Compromise on teachers’ salaries ends possibility of a strike


Sentinel Staff

Northgate teachers including history and sociology teacher Christine Reimer, government and economics teacher Jon Burchett and math teacher Dana Tarantino joined dozens of teachers who picketed March 18 . The teachers and those at other district schools were letting families arriving in the morning know the teachers were preparing to strike.

Gabriella Toranski, Staff Writer

The threat of a teacher’s strike tentatively planned for late March ended after teachers and district officials reached an agreement March 18 for a new contract at MDUSD.

Throughout the 2021-2022 school year, Mt. Diablo Unified School District (MDUSD) teachers were trying to agree on a working contract while preparing for a strike against the district if no deal was reached.

MDEA, the Mt. Diablo Education Association, had been negotiating with the district in order to receive a better contract for teachers, requesting a 12.5% salary increase and smaller class sizes being the primary objectives. The district was offering 7%, with an extra one-time payment.

“Since we hadn’t had a pay raise since 2017, we felt that our value was higher than what we were getting,” explained James Rogers, who teaches U.S. History and Government/Economics.

While discussions were still in the air, the union authorized the ability to go on strike in case an agreement could not be formed. The earliest date for the movement was March 28—the week before Northgate’s spring break. 

Teachers were determined to prove their commitment to the cause and spread awareness to as many people as possible. On March 18, Northgate educators picketed outside of the school’s drop off lane. The signs they carried proclaimed their upcoming plans, creating so much attention that an ABC 7 reporter investigated the scene. Teachers were interviewed and filmed, all before the first period bell rang.

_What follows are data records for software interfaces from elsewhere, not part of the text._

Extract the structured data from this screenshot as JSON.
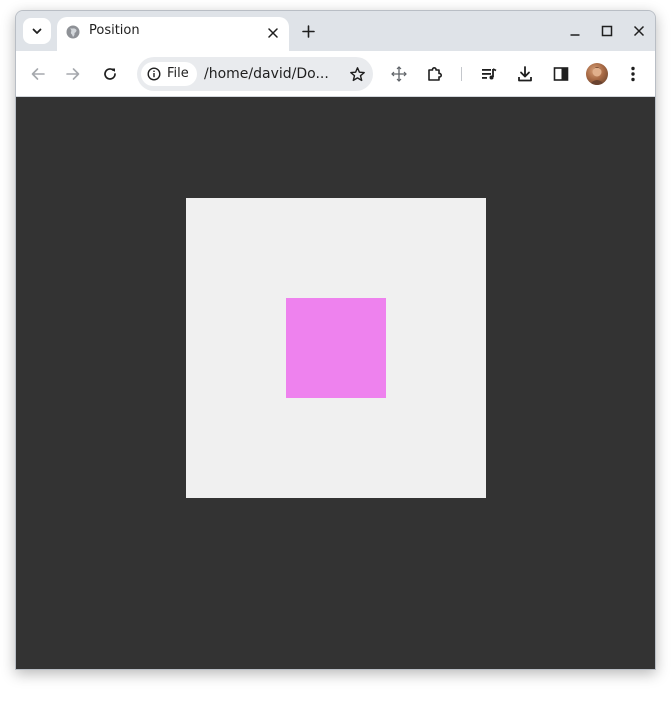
{
  "tab": {
    "title": "Position",
    "favicon": "globe-icon"
  },
  "toolbar": {
    "site_chip_label": "File",
    "url": "/home/david/Do..."
  },
  "icons": {
    "tab_search": "chevron-down-icon",
    "tab_close": "close-icon",
    "new_tab": "plus-icon",
    "minimize": "minimize-icon",
    "maximize": "maximize-icon",
    "close_window": "close-icon",
    "back": "back-arrow-icon",
    "forward": "forward-arrow-icon",
    "reload": "reload-icon",
    "site_info": "info-icon",
    "bookmark": "star-icon",
    "move": "move-icon",
    "extensions": "puzzle-icon",
    "media": "media-queue-icon",
    "downloads": "download-icon",
    "side_panel": "side-panel-icon",
    "menu": "kebab-menu-icon"
  },
  "colors": {
    "page_background": "#333333",
    "container_background": "#f0f0f0",
    "square_color": "#ee82ee"
  }
}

However, the need to strike did not need to come into fruition. Early the next morning, a statement sent from the district and MDEA to educators and families explained that, “after numerous hours of work, and after the state-appointed neutral fact finding panel chair weighed in, [they] were able to reach a full tentative agreement.” Included was “…a 10.5% salary increase over the three-year term of the contract.” The agreement also ensures “the new state law regarding Transitional Kindergarten staffing ratios will be followed, and it limits class sizes at continuation high schools to 28,” and some other classroom provisions.

Principal Kelly Cooper said she is satisfied with the outcome for her staff. “I am incredibly pleased that the teachers were able to receive a fair raise and come to an agreement. I’m happy that our whole community should now be able to breathe a sigh of relief that a consensus has been made,” she said.

Some students said they were unaware of the issue, but others said they have found comfort in knowing that the two groups found a solution.

Freshman Mina Ismene said during the last week of March that she is pleased to be able to stay in school with the teachers. “I’m glad the teachers got what they needed, but if they had to go on strike, it would have been good because they do deserve a raise,” she said. 

While it is a relief that students’ schedules will not be disrupted, and that leaders have come to a conclusion that satisfies teachers, optimism is not the consensus across all educators.

An eerily similar situation earlier plagued the community, with an unfulfilling resolution. “In 2019, we agreed on a contract… and then, by the time they approved it… there were some financial issues with the settlement. And so, effectively, the contract didn’t happen,” Rogers remarked.

The teachers and district officials still have to formally vote to accept the agreement. Even then, it might be too little, too late: “Even with this contract, we’re going to see teachers leaving the district because other districts are paying… recognizably more for the same job,” Rogers continued.

The agreement comes as district Superintendent Adam Clark has expressed MDUSD’s plans for budget cuts of $8-10 million, by methods of decreasing the number of teachers working within schools and eliminating fourth grade music among other cost-cutting measures.

Northgate’s teachers are passionate and helpful, providing students with invaluable resources for success. While it would be a shame for the community to lose such a vital member, it serves as a solemn warning of the repercussions to an imbalance. 

The process to better pay teachers has been a series of ups and downs at MDUSD, but this progress could be the first step to fixing a damaged relationship.

Sentinel Staff Writer Mariajose Rivera contributed to this article.